  • Boston_AL

    …yes indeed: “Stagflation”!

    Ahhh the late ’70’s. What a wonderful time that was. An OPEC oil embargo with gas lines 2 blocks long, 21% car loan rates at its peak, 13% money market rates, leading banks to buy Junk Bonds because they were upside down (lent long at 5% paying 13% short-term to deposit holders) leading to a massive number of Savings and Loan bank failures (paid for by the tax payers), and all the while… no job creation and flat pay wages.

    Just makes you long to experience it all over again, huh?

    Well my friend, that is just the road the Obama Administration, Congress and The Fed are taking us all down.

  • Boston_AL

    I’m right with you on your point here, Greg.

    That’s why they call it “The GOLDEN Rule”!

  • Nathanael

    Actually, the Federal Reserve as “lender of last resort” can always force rates *down* at a bank-to-bank level by providing low-interest rate loans, but I don’t see that it has any mechanism for forcing rates *up* if the “natural” rate chosen by bankers is lower. Surely rates can only be forced up by banking regulations?

    Also, I do have to ask about the “transmission mechanism”. While the Federal government could certainly force mortgage rates down by direct lending, as long as it *doesn’t* engage in direct lending to anyone but banks, it has no mechanism to prevent the banks from keeping consumer/business lending rates very high and pocketing the spread. If the banks didn’t act like a cartel, market forces might prevent this, but of course they *do* act like a cartel. This causes me to question whether under such circumstances the Federal Reserve can actually control rates, even to push them down, at the consumer end, absent a direct-lending policy from Congress.

    I believe you may have already discussed this, however. This would be akin to an exogenous event — massive banking corruption with government connivance.

  • Nathanael

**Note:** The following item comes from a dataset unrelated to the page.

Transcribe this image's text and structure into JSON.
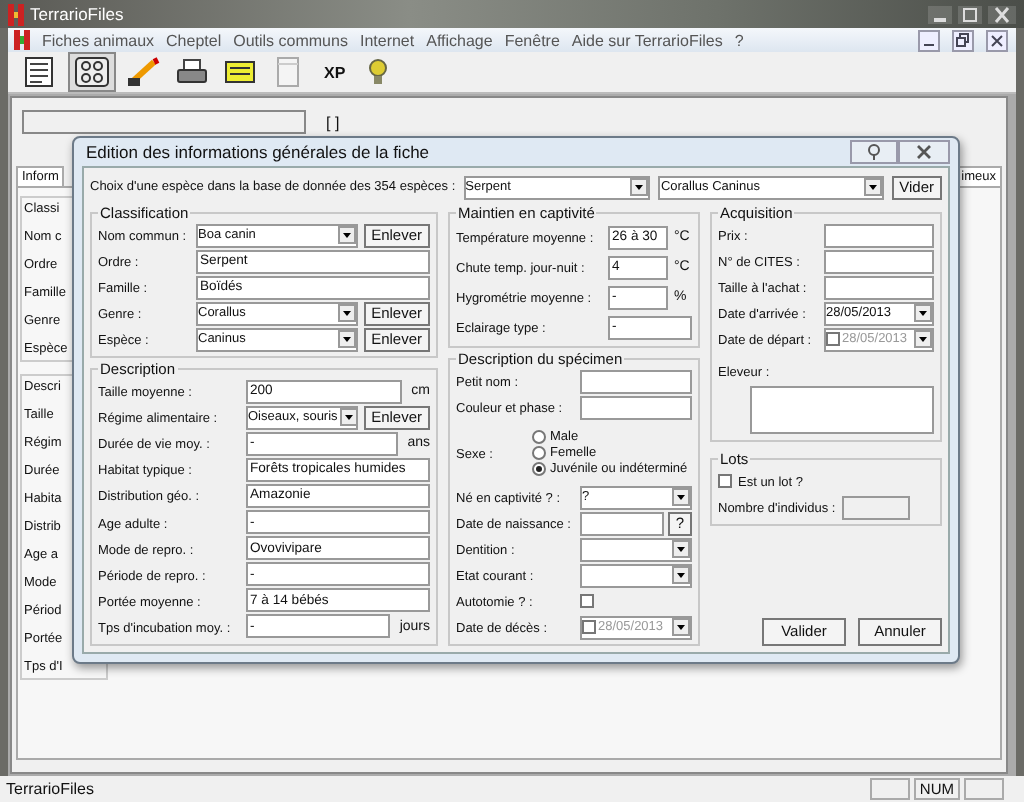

    I actually suspect that hyperinflation can happen in, for instance, a gold-backed system.

    First the classic scenario:
    (1) People stop trusting that the paper is backed by gold, and they stop trusting that the coin isn’t debased. Ping! Currency collapse.

    Second the alternative scenario:
    In the 1600s Spain discovered a massive, massive amount of gold in the New World and promptly set to mining it all and turning it into coins. The only result of their currency mismanagement was worldwide inflation — but the inflation was worst in Spain, and ended up driving business out of Spain. It didn’t cause hyperinflation, but it demonstrates a key point: gold mining can be used to flood the country with money and cause severe inflation. If the Spanish government had been distrusted and considered corrupt by the locals, if it had just lost a war, hyperinflation might have been a serious possibility. (It did lose a number of wars but by then the mines were no longer dumping gold on the market at massive speed, IIRC.)

  • ernst

    There is a new website, theendofamerica10.com, that plays on the fear of a US dollar crash. What are your thoughts?